Yellow Cake – a nickname for uranium – is backed by Bacchus Capital, the corporate finance boutique set up in 2016 by a group of senior bankers led by Peter Bacchus.
The company reckons Uranium is structurally mis-priced and will make its money from stockpiling the radioactive metal, commodity streaming and royalties.
It sold 76mln new shares at 200p apiece in its initial public offering, raising US$200mln (£151mln) which it has used to buy 8.1mln pounds of uranium from Kazatomprom, one of the world’s largest uranium producers.
Yellow Cake paid US$21.01 per pound, a discount of about 8% to the current spot price.
A uranium pile of that size, which cost around US$170mln, is equal to one quarter of Kazatomprom's annual production and approximately 5% of 2016 global marketed production.
In addition, the Kazatomprom contract allows Yellow Cake to buy up to an additional US$100mln of U3O8 each year for the next nine years.
“We are delighted with the outcome of this offering and the strong support from investors for Yellow Cake,” said chief executive Andre Liebenberg.
“Due to an exceptional set of circumstances, uranium is one of the few commodities yet to recover from the recent commodities bear market and we believe that uranium is currently fundamentally and structurally mispriced.”
He added: “Yellow Cake's long-term supply contract with Kazatomprom has allowed us to secure a highly significant and strategic position in physical uranium, at a competitive price, and to offer that exposure to a potential resurgence in the uranium price to investors, while avoiding direct exposure to exploration, development, mining and processing risk.”

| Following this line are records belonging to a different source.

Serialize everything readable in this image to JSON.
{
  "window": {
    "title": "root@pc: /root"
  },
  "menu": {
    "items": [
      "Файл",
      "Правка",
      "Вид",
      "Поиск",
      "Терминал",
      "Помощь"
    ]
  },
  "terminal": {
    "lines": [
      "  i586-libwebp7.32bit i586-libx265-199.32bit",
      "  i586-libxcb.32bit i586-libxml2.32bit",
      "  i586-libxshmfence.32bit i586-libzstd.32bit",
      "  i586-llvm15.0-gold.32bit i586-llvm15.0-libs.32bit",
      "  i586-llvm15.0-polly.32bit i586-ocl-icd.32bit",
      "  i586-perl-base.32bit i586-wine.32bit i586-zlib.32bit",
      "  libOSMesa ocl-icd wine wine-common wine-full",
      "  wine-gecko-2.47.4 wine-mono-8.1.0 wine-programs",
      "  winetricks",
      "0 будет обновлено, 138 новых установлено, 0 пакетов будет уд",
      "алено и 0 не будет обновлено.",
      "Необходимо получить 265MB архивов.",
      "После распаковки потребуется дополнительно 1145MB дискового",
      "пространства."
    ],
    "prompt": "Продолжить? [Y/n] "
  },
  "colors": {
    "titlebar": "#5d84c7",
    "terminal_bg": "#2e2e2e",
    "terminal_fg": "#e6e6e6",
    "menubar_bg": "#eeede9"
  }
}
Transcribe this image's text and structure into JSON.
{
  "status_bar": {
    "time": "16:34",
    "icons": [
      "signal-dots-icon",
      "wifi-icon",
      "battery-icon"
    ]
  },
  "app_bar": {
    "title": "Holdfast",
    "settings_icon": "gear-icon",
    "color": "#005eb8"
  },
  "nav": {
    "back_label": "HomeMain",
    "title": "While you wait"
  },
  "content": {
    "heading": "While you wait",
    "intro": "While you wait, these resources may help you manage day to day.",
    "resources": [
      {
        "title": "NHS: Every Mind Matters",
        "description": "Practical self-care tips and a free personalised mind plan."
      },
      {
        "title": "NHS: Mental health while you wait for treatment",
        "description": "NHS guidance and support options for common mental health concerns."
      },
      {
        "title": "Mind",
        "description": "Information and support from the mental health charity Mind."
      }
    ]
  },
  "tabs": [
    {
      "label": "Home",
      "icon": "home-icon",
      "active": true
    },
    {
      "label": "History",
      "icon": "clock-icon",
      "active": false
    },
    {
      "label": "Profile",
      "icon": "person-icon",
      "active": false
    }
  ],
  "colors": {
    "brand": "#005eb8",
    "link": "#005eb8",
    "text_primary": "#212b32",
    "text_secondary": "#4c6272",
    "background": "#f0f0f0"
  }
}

Shares were trading at 194p early on Thursday morning, just below the IPO issue price.